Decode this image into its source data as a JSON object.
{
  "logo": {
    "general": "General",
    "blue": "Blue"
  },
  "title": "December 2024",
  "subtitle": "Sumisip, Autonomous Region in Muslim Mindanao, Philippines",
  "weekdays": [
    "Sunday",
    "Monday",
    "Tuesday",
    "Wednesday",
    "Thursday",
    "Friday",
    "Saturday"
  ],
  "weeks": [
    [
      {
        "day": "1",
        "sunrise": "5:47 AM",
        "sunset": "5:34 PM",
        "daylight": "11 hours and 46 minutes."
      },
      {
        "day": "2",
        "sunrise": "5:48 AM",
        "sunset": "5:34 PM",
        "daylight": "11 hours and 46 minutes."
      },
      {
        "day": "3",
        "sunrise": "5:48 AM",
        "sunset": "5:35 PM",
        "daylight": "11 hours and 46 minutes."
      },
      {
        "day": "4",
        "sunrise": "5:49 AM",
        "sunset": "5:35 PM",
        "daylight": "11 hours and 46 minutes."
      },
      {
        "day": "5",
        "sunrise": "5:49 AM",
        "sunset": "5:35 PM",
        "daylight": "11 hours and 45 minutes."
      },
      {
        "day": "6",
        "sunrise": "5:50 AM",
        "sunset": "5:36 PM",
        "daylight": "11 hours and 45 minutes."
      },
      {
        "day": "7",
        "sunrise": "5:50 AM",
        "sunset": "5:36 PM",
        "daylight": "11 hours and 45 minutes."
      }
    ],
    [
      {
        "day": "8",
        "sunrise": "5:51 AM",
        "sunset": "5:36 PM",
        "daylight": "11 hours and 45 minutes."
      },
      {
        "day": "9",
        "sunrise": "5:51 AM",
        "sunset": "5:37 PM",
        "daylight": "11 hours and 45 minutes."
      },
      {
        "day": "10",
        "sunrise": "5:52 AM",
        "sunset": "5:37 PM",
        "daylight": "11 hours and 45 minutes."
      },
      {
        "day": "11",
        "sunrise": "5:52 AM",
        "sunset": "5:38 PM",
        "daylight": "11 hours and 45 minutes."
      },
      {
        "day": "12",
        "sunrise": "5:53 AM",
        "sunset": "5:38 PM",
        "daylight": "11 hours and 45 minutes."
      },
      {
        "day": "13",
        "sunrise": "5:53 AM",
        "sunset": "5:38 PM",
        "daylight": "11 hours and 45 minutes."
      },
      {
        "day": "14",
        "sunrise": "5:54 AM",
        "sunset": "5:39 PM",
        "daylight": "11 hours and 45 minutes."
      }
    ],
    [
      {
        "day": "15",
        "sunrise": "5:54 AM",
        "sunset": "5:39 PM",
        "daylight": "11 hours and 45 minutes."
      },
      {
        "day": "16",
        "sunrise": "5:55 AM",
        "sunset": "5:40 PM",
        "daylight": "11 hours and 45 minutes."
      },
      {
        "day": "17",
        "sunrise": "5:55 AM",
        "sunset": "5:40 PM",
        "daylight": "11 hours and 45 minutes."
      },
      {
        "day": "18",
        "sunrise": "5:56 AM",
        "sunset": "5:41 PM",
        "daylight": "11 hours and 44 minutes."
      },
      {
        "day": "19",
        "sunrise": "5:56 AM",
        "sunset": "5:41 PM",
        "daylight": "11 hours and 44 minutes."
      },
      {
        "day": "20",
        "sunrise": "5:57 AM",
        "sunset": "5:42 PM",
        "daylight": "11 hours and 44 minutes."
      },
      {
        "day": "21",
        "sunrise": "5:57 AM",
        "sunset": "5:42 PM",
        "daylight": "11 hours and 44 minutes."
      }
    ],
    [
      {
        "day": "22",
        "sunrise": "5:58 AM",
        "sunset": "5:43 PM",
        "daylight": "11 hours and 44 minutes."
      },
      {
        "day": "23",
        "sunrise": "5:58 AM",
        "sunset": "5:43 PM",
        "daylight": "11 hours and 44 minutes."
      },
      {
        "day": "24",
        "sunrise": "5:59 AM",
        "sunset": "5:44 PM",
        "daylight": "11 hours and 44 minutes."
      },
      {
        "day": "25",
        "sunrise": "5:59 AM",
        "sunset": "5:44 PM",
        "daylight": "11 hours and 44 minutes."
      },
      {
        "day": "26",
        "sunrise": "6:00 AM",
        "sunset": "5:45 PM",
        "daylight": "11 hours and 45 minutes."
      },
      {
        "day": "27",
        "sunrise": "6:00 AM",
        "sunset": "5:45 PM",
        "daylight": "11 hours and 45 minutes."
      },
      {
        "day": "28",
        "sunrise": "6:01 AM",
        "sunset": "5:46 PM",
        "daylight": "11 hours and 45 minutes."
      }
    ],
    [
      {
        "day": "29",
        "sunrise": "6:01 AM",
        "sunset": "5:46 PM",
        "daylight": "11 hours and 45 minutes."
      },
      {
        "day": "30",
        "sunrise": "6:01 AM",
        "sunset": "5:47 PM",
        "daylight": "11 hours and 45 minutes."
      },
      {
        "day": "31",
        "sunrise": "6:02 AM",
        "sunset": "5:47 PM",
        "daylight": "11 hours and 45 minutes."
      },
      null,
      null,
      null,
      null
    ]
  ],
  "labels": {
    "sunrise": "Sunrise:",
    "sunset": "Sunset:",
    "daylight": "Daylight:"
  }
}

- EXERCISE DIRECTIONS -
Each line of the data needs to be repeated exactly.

- RESPONSE TO THE EXERCISE -
Decode this image into its source data as a JSON object.
{
  "logo": {
    "general": "General",
    "blue": "Blue"
  },
  "title": "December 2024",
  "subtitle": "Sumisip, Autonomous Region in Muslim Mindanao, Philippines",
  "weekdays": [
    "Sunday",
    "Monday",
    "Tuesday",
    "Wednesday",
    "Thursday",
    "Friday",
    "Saturday"
  ],
  "weeks": [
    [
      {
        "day": "1",
        "sunrise": "5:47 AM",
        "sunset": "5:34 PM",
        "daylight": "11 hours and 46 minutes."
      },
      {
        "day": "2",
        "sunrise": "5:48 AM",
        "sunset": "5:34 PM",
        "daylight": "11 hours and 46 minutes."
      },
      {
        "day": "3",
        "sunrise": "5:48 AM",
        "sunset": "5:35 PM",
        "daylight": "11 hours and 46 minutes."
      },
      {
        "day": "4",
        "sunrise": "5:49 AM",
        "sunset": "5:35 PM",
        "daylight": "11 hours and 46 minutes."
      },
      {
        "day": "5",
        "sunrise": "5:49 AM",
        "sunset": "5:35 PM",
        "daylight": "11 hours and 45 minutes."
      },
      {
        "day": "6",
        "sunrise": "5:50 AM",
        "sunset": "5:36 PM",
        "daylight": "11 hours and 45 minutes."
      },
      {
        "day": "7",
        "sunrise": "5:50 AM",
        "sunset": "5:36 PM",
        "daylight": "11 hours and 45 minutes."
      }
    ],
    [
      {
        "day": "8",
        "sunrise": "5:51 AM",
        "sunset": "5:36 PM",
        "daylight": "11 hours and 45 minutes."
      },
      {
        "day": "9",
        "sunrise": "5:51 AM",
        "sunset": "5:37 PM",
        "daylight": "11 hours and 45 minutes."
      },
      {
        "day": "10",
        "sunrise": "5:52 AM",
        "sunset": "5:37 PM",
        "daylight": "11 hours and 45 minutes."
      },
      {
        "day": "11",
        "sunrise": "5:52 AM",
        "sunset": "5:38 PM",
        "daylight": "11 hours and 45 minutes."
      },
      {
        "day": "12",
        "sunrise": "5:53 AM",
        "sunset": "5:38 PM",
        "daylight": "11 hours and 45 minutes."
      },
      {
        "day": "13",
        "sunrise": "5:53 AM",
        "sunset": "5:38 PM",
        "daylight": "11 hours and 45 minutes."
      },
      {
        "day": "14",
        "sunrise": "5:54 AM",
        "sunset": "5:39 PM",
        "daylight": "11 hours and 45 minutes."
      }
    ],
    [
      {
        "day": "15",
        "sunrise": "5:54 AM",
        "sunset": "5:39 PM",
        "daylight": "11 hours and 45 minutes."
      },
      {
        "day": "16",
        "sunrise": "5:55 AM",
        "sunset": "5:40 PM",
        "daylight": "11 hours and 45 minutes."
      },
      {
        "day": "17",
        "sunrise": "5:55 AM",
        "sunset": "5:40 PM",
        "daylight": "11 hours and 45 minutes."
      },
      {
        "day": "18",
        "sunrise": "5:56 AM",
        "sunset": "5:41 PM",
        "daylight": "11 hours and 44 minutes."
      },
      {
        "day": "19",
        "sunrise": "5:56 AM",
        "sunset": "5:41 PM",
        "daylight": "11 hours and 44 minutes."
      },
      {
        "day": "20",
        "sunrise": "5:57 AM",
        "sunset": "5:42 PM",
        "daylight": "11 hours and 44 minutes."
      },
      {
        "day": "21",
        "sunrise": "5:57 AM",
        "sunset": "5:42 PM",
        "daylight": "11 hours and 44 minutes."
      }
    ],
    [
      {
        "day": "22",
        "sunrise": "5:58 AM",
        "sunset": "5:43 PM",
        "daylight": "11 hours and 44 minutes."
      },
      {
        "day": "23",
        "sunrise": "5:58 AM",
        "sunset": "5:43 PM",
        "daylight": "11 hours and 44 minutes."
      },
      {
        "day": "24",
        "sunrise": "5:59 AM",
        "sunset": "5:44 PM",
        "daylight": "11 hours and 44 minutes."
      },
      {
        "day": "25",
        "sunrise": "5:59 AM",
        "sunset": "5:44 PM",
        "daylight": "11 hours and 44 minutes."
      },
      {
        "day": "26",
        "sunrise": "6:00 AM",
        "sunset": "5:45 PM",
        "daylight": "11 hours and 45 minutes."
      },
      {
        "day": "27",
        "sunrise": "6:00 AM",
        "sunset": "5:45 PM",
        "daylight": "11 hours and 45 minutes."
      },
      {
        "day": "28",
        "sunrise": "6:01 AM",
        "sunset": "5:46 PM",
        "daylight": "11 hours and 45 minutes."
      }
    ],
    [
      {
        "day": "29",
        "sunrise": "6:01 AM",
        "sunset": "5:46 PM",
        "daylight": "11 hours and 45 minutes."
      },
      {
        "day": "30",
        "sunrise": "6:01 AM",
        "sunset": "5:47 PM",
        "daylight": "11 hours and 45 minutes."
      },
      {
        "day": "31",
        "sunrise": "6:02 AM",
        "sunset": "5:47 PM",
        "daylight": "11 hours and 45 minutes."
      },
      null,
      null,
      null,
      null
    ]
  ],
  "labels": {
    "sunrise": "Sunrise:",
    "sunset": "Sunset:",
    "daylight": "Daylight:"
  }
}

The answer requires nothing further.